Velásquez, JorgeNéstor, Pantano, MaríaLaura, Vittar, Natalia, Nigro, MónicaGabriela, Figueiras, Olga, Astudillo, OsvaldoGermán, Ricart, Javier, della Paolera, Daniela, Carnevale, Silvana
Parasitology research 2018 v.117 no.3 pp. 875-881
Cryptosporidium hominis, HIV infections, biopsy, blood, cerebrospinal fluid, cryptosporidiosis, digestive system, feces, humans, immunocompromised population, patients, quantitative polymerase chain reaction, restriction fragment length polymorphism, ribosomal DNA
Human cryptosporidiosis is an intestinal infection caused by different species belonging to the genus Cryptosporidium in both immunocompetent and immunocompromised individuals.
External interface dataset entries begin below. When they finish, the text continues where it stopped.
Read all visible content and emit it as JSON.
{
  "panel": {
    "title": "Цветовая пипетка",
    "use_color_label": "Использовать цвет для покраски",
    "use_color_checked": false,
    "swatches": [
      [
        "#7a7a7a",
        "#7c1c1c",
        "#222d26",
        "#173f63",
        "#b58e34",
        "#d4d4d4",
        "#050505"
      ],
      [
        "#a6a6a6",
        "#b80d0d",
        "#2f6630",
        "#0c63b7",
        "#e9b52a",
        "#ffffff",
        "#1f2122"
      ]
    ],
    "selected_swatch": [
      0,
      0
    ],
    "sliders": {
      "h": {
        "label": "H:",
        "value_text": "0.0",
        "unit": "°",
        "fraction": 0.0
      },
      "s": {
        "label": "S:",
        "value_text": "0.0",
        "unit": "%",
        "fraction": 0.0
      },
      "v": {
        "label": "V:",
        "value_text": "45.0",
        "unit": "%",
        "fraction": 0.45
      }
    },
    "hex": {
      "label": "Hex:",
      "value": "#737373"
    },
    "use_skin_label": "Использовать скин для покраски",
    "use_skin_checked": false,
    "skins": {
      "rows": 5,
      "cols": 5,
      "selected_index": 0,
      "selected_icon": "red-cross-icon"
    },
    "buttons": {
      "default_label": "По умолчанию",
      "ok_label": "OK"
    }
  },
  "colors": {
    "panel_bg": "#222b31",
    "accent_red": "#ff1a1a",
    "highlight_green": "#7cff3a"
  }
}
The life cycle of Cryptosporidium sp. when affecting the digestive system is well known but the infection of other organs is less studied. Molecular methods are necessary for species and subtypes identification. The goal of this work is to propose a new approach that contributes to the diagnosis of the extra-intestinal dissemination process of Cryptosporidium infection. Cryptosporidium sp. was detected in stool and biopsy samples of two HIV-infected patients. DNA was extracted from feces, biopsy specimens, blood, and cerebrospinal fluid (CSF). All samples were analyzed by nested PCR-RFLP of the 18S rDNA, real-time PCR, and gp60 subtyping. Cryptosporidium DNA was detected in stool and tissue samples and it was also present in blood and CSF samples. Both cases were characterized as Cryptosporidium hominis subtype IeA11G3T3. This is the first report that demonstrates the presence of Cryptosporidium DNA in blood and CSF of HIV-infected patients.